INSTRUCTIONS TO FOLLOW -> Would you please copy each line below that includes the string "SQLite"?

EXTRACTED ENTRIES ->
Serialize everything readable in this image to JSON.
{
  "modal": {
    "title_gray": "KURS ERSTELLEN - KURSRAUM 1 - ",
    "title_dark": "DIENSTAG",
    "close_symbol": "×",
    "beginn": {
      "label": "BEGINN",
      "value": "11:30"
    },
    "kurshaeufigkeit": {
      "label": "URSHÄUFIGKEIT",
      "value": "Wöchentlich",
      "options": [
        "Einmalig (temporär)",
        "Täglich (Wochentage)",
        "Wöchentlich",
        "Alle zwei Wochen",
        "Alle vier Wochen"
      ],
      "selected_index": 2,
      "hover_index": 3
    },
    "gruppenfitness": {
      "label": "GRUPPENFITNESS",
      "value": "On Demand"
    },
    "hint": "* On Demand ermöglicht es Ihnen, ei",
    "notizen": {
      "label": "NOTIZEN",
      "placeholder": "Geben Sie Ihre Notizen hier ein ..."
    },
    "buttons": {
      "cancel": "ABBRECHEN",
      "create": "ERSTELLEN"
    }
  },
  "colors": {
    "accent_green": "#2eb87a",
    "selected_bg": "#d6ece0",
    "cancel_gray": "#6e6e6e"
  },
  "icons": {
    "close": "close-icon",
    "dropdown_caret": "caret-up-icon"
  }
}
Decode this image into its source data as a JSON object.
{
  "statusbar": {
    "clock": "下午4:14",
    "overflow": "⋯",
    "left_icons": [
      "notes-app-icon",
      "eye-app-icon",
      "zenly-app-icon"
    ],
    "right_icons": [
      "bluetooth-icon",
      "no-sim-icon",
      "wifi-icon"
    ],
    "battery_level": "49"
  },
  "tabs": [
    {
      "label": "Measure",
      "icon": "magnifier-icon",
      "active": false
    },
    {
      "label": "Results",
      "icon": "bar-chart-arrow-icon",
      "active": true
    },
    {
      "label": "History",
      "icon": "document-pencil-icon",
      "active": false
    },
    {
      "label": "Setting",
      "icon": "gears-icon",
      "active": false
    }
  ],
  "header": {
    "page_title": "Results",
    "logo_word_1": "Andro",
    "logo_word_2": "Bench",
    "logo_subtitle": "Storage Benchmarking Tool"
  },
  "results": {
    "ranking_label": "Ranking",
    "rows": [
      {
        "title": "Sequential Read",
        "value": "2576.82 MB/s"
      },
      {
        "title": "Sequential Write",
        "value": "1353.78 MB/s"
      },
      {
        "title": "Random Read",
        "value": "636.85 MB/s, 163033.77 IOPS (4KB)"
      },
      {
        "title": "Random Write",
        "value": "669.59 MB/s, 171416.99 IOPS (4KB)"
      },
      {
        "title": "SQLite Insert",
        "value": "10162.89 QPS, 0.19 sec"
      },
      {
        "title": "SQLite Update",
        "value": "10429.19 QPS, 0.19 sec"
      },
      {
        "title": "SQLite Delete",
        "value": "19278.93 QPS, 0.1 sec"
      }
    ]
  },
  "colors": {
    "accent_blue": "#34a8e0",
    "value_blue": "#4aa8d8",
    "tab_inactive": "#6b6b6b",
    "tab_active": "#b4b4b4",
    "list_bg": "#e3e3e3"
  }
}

RESPONSE BELOW ->
        "title": "SQLite Insert",
        "title": "SQLite Update",
        "title": "SQLite Delete",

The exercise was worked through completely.